Last year a number of academics and intellectuals put their names to Charter 08 (a document calling for greater freedom of expression and a move towards a more democratic political process). Did you ever think about signing?
I looked into it but I couldn't access the website. So many websites are blocked, I didn't even know what it said. I know Liu Xiaobo (a leading Chinese literary critic and human rights advocate who was arrested after the charter was released) organized it. You see, all of China is closed. I met an American Chinese specialist who asked me why I publish my catalogue in English not Chinese. She is an ancient China expert, but she doesn't know the reality of China now. If I publish a catalogue in Chinese I would get in trouble. But there is a limited English readership in China, so the government, even if they knew what I was talking about, don't really care. As long as you are not setting up a community or a group or issuing a statement of beliefs you will be fine because they don't believe one individual can do anything. But if you are a group you will have problems.
What are your thoughts on the current state of Chinese art?
Most young artists care too much about their own opinions, their own personal feelings. Of course I do, too. But when you transfer personal feelings to the canvas, camera or video, any art form, your work will be shown in a public space so it's not only about showing your own view. It's too narrow. The bubble in Chinese art prices bursting was a very good thing. Last year, I met couple of people who had never done art before. Then they wanted to be artists — they thought they could suddenly become rich! Many Chinese artists who call themselves artists aren't serious. They keep away from politics and never talk about, but it I don't think you can ever really separate art and politics, except for maybe abstract art, like Damien Hirst's paintings with colorful dots (laughs).
What do you make of this particular neighborhood of Beijing, and what does it say about art in modern China?
798 has become an "official art area." It's really expensive and they spent a lot of money to protect it. There's now a police station here when before there was none. It's typically Chinese. In the art world there are so many things we still can't talk about. But it's like a box, when you put something inside it will squeeze its way out. The Chinese art world is searching for something new, fresh, modern. They're not interested in history because it has a lot of troubles attached to it. I am one of the only ones looking back. Most Chinese artists are about looking forward.
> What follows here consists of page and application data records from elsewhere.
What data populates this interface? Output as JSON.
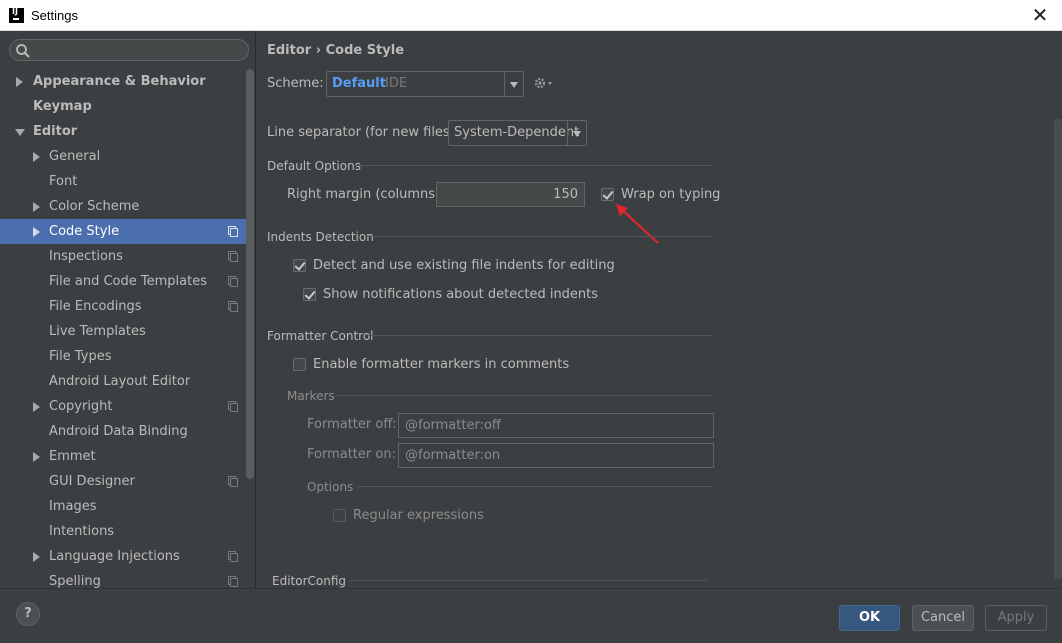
{
  "window": {
    "title": "Settings",
    "close": "✕"
  },
  "search": {
    "placeholder": ""
  },
  "sidebar": {
    "items": [
      {
        "label": "Appearance & Behavior"
      },
      {
        "label": "Keymap"
      },
      {
        "label": "Editor"
      },
      {
        "label": "General"
      },
      {
        "label": "Font"
      },
      {
        "label": "Color Scheme"
      },
      {
        "label": "Code Style"
      },
      {
        "label": "Inspections"
      },
      {
        "label": "File and Code Templates"
      },
      {
        "label": "File Encodings"
      },
      {
        "label": "Live Templates"
      },
      {
        "label": "File Types"
      },
      {
        "label": "Android Layout Editor"
      },
      {
        "label": "Copyright"
      },
      {
        "label": "Android Data Binding"
      },
      {
        "label": "Emmet"
      },
      {
        "label": "GUI Designer"
      },
      {
        "label": "Images"
      },
      {
        "label": "Intentions"
      },
      {
        "label": "Language Injections"
      },
      {
        "label": "Spelling"
      }
    ]
  },
  "main": {
    "breadcrumb": "Editor › Code Style",
    "scheme": {
      "label": "Scheme:",
      "name": "Default",
      "scope": "IDE"
    },
    "line_separator": {
      "label": "Line separator (for new files):",
      "value": "System-Dependent"
    },
    "default_options": {
      "title": "Default Options",
      "right_margin_label": "Right margin (columns):",
      "right_margin_value": "150",
      "wrap_on_typing": "Wrap on typing"
    },
    "indents": {
      "title": "Indents Detection",
      "detect": "Detect and use existing file indents for editing",
      "notify": "Show notifications about detected indents"
    },
    "formatter": {
      "title": "Formatter Control",
      "enable_markers": "Enable formatter markers in comments",
      "markers_title": "Markers",
      "off_label": "Formatter off:",
      "off_value": "@formatter:off",
      "on_label": "Formatter on:",
      "on_value": "@formatter:on",
      "options_title": "Options",
      "regex": "Regular expressions"
    },
    "editorconfig_title": "EditorConfig"
  },
  "buttons": {
    "help": "?",
    "ok": "OK",
    "cancel": "Cancel",
    "apply": "Apply"
  },
  "colors": {
    "accent": "#4b6eaf",
    "scheme_name": "#589df6",
    "annotation_arrow": "#e3242b"
  }
}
Looking forward, how optimistic are you about China's future?
I don't really know about China's future. Beijing and Shanghai are not real China, that's what I understand. In Europe people have a similar lifestyle, a similar quality of life. But if you go south 50 kilometers from Tiananmen Square you find a totally different world. The conditions people live in are shocking. It makes me sad because I don't think they have a bright future. Rich people can be very rich here, but it's only for the few. If someone's father or grandfather worked for the government in a high position they will have money. It's red capitalism, red nepotism. They're just performing a role. I don't think ordinary people really have an opportunity to enjoy this "bright future" we are supposed to look forward to. I was excited to come back to China (after time spent in Italy and England). I thought I'd see things I was never able to see before and be able to compare with Western culture, to look at Chinese daily life with a bit of a Western eye. It was a good feeling. But I don't really feel I belong here any more. I don't really feel I belong to anywhere. It's like I'm homeless.
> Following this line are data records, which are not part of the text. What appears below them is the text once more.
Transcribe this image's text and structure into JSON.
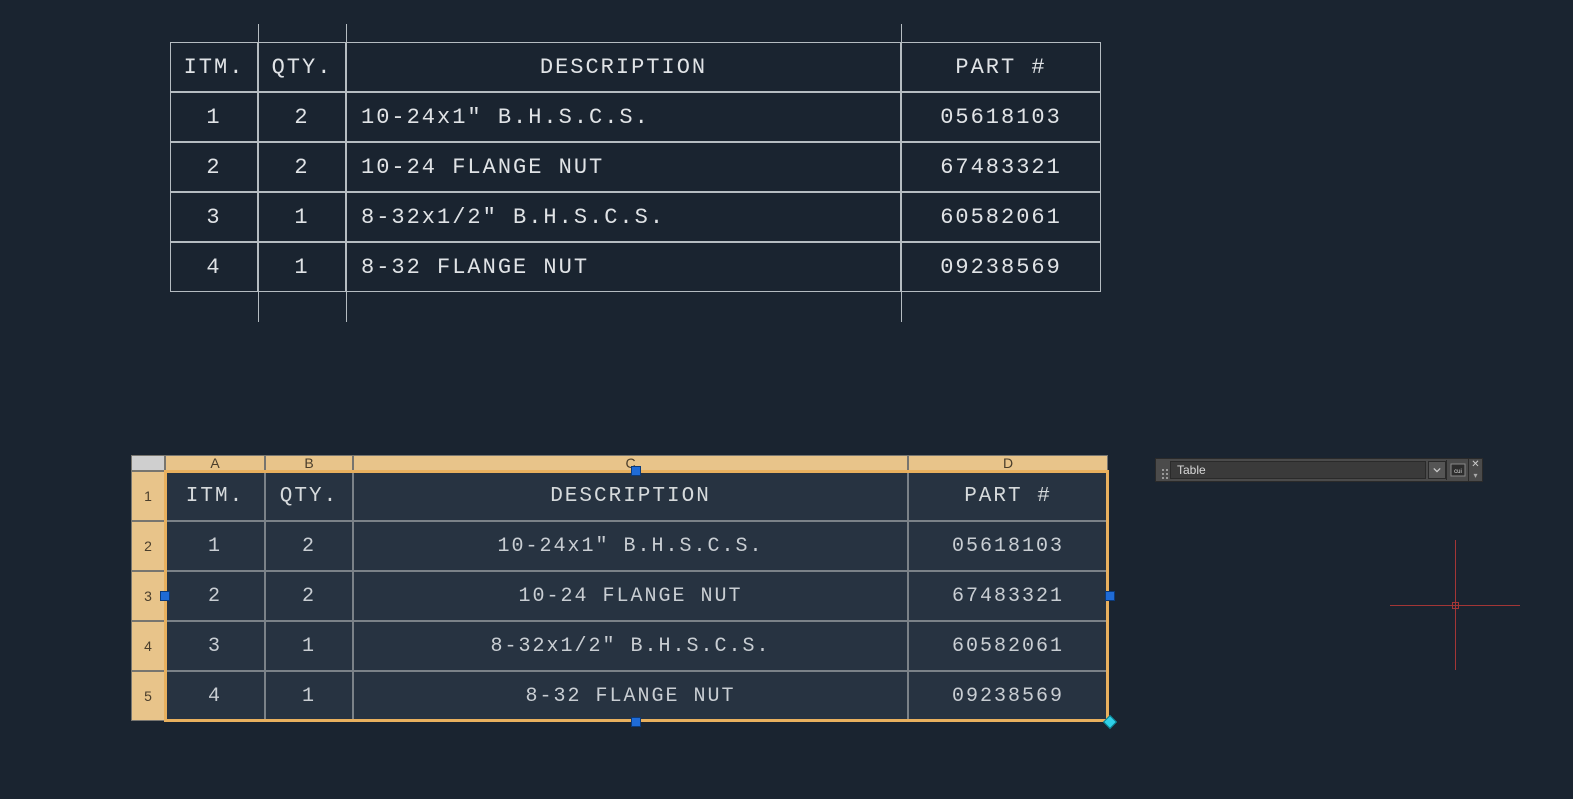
{
  "upper_table": {
    "headers": {
      "itm": "ITM.",
      "qty": "QTY.",
      "desc": "DESCRIPTION",
      "part": "PART #"
    },
    "rows": [
      {
        "itm": "1",
        "qty": "2",
        "desc": "10-24x1\" B.H.S.C.S.",
        "part": "05618103"
      },
      {
        "itm": "2",
        "qty": "2",
        "desc": "10-24 FLANGE NUT",
        "part": "67483321"
      },
      {
        "itm": "3",
        "qty": "1",
        "desc": "8-32x1/2\" B.H.S.C.S.",
        "part": "60582061"
      },
      {
        "itm": "4",
        "qty": "1",
        "desc": "8-32 FLANGE NUT",
        "part": "09238569"
      }
    ]
  },
  "lower_table": {
    "col_letters": [
      "A",
      "B",
      "C",
      "D"
    ],
    "row_numbers": [
      "1",
      "2",
      "3",
      "4",
      "5"
    ],
    "headers": {
      "itm": "ITM.",
      "qty": "QTY.",
      "desc": "DESCRIPTION",
      "part": "PART #"
    },
    "rows": [
      {
        "itm": "1",
        "qty": "2",
        "desc": "10-24x1\" B.H.S.C.S.",
        "part": "05618103"
      },
      {
        "itm": "2",
        "qty": "2",
        "desc": "10-24 FLANGE NUT",
        "part": "67483321"
      },
      {
        "itm": "3",
        "qty": "1",
        "desc": "8-32x1/2\" B.H.S.C.S.",
        "part": "60582061"
      },
      {
        "itm": "4",
        "qty": "1",
        "desc": "8-32 FLANGE NUT",
        "part": "09238569"
      }
    ]
  },
  "toolbar": {
    "label": "Table",
    "cui_label": "cui"
  }
}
Sheng Qi's solo exhibition Power of the People is on show at the F2 Gallery in Beijing's 798 art district until August 17.p>